“What you put me through,” she remarked at seeing Taiwo. “On the phone practically all night, the whole time saying, ‘But, we got your money. So, what’s the problem?’ Oh, whatever, com’on in, doll. It’s a new day, go on, find your seat.” Then she looked at me, giving me a quick once over to finally extend her hand and say, “Glad to meet you Ms. Tinsdale, thank you for choosing Ida P. Rubinstein to handle both your settlements today.”
I nodded, still overwhelmed by the moment as I walked the couple steps to the chair Taiwo held out for me. I felt the reassuring pressure of his hand on my shoulder and then, its quick removal, as I sat down and quietly grabbed several pens embossed with Ida P. Rubinstein’s name and her motto: It’s always smooth sailing with Ida – shore to shore.”

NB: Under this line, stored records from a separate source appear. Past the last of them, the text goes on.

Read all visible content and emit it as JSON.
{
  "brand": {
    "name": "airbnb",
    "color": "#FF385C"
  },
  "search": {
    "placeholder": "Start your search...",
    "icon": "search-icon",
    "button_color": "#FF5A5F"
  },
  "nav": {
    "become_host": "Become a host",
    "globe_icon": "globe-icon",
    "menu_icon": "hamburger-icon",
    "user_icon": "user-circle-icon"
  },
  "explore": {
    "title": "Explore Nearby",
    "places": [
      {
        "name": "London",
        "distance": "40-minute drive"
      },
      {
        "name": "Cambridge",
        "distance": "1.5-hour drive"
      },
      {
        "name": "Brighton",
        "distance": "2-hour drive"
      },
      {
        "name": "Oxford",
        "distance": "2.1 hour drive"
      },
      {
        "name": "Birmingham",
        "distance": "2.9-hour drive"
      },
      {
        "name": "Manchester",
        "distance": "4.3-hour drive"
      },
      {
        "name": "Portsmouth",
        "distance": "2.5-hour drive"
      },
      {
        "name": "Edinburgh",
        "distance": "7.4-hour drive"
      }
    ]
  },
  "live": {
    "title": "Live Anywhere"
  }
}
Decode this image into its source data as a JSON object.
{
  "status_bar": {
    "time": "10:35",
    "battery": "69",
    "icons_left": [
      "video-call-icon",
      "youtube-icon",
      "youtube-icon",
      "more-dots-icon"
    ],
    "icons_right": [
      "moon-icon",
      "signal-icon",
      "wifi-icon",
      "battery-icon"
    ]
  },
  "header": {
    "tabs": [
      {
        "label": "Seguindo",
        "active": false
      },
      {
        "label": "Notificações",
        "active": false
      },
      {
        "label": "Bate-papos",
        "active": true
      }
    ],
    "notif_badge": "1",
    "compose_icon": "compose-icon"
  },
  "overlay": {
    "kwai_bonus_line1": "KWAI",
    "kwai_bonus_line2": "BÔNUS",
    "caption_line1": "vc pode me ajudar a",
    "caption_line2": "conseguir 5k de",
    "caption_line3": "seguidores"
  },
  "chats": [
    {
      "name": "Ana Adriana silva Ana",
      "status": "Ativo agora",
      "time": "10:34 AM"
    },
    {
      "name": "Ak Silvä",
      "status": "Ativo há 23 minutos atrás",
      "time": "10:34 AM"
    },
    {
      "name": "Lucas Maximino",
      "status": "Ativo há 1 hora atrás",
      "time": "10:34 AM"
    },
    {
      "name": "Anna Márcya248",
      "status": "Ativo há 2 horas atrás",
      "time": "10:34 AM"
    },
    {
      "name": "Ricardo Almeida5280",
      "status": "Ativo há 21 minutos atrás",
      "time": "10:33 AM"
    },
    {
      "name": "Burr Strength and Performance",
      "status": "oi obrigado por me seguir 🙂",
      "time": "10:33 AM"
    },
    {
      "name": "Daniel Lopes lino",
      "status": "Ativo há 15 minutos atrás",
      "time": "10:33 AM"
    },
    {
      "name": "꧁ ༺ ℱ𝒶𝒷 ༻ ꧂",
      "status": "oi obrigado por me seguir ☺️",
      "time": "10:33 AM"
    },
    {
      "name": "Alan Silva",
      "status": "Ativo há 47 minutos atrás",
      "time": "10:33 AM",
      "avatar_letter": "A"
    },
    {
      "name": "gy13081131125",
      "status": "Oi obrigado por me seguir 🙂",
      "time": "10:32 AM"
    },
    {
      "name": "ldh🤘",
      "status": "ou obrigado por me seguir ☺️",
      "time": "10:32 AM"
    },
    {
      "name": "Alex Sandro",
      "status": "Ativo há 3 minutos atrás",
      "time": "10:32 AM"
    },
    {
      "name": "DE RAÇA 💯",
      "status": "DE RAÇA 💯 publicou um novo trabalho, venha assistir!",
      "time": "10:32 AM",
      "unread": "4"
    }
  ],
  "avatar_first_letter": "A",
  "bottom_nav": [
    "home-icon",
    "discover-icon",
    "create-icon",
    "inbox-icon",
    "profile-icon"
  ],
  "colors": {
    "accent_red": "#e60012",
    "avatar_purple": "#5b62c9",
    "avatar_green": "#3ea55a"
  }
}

Minutes later the buyer arrived. I continued studying my papers, not looking up at him. This youngish, white guy. The sort you see on judge shows, the plaintiff, calm and cool. And then there was me, the defendant, jittery, needing a hit of something–in my case–coffee. Sitting across the table from Mr. America, in truth my savior, I felt as though I somehow had been hoodwinked. Sure, I now had enough money from the sale of my D.C. house to pay off the mortgage and buy the new house mortgage free. Even so, he was getting the bargain of a lifetime, and for some reason this gnawed at me.
“Alright then, if we’re all square, then we can get ready for part two of Miss Tinsdale’s proceedings. Taiwo, I believe the new property’s sellers just arrived,” Ida said, looking over at me and my now Rorschach inky hands as Tookie, her assistant, placed a second packet of papers in front of me. This one labeled: Baltimore.
“Estella?” Taiwo said, reaching into his pocket for a handkerchief.
“No, need, Taiwo.” Ida said, gesturing toward her assistant. “Grab some Handi Wipes—and Windex,” she told the girl. Tookie nodded, heading clickety clack for the door. Smiling down on me, with eyes that looked as if she had bat wings glued to her lids, Ida P. Rubinstein gently removed a pen from my clinched fist, saying in a tone at once reproachful and sympathetic, “Looks like you’ve got quite a mess on your hands, sweetheart.”
Willett Thomas is the president of Write of Passage, Inc. She earned her MA in writing from Johns Hopkins. She has received artist fellowships from Blue Mountain Center and the Millay Colony. She was selected as a Mid-Atlantic Arts Foundation fellow for the District of Columbia, and is the recipient of the 2008 Maureen Egen Writers Exchange award for fiction.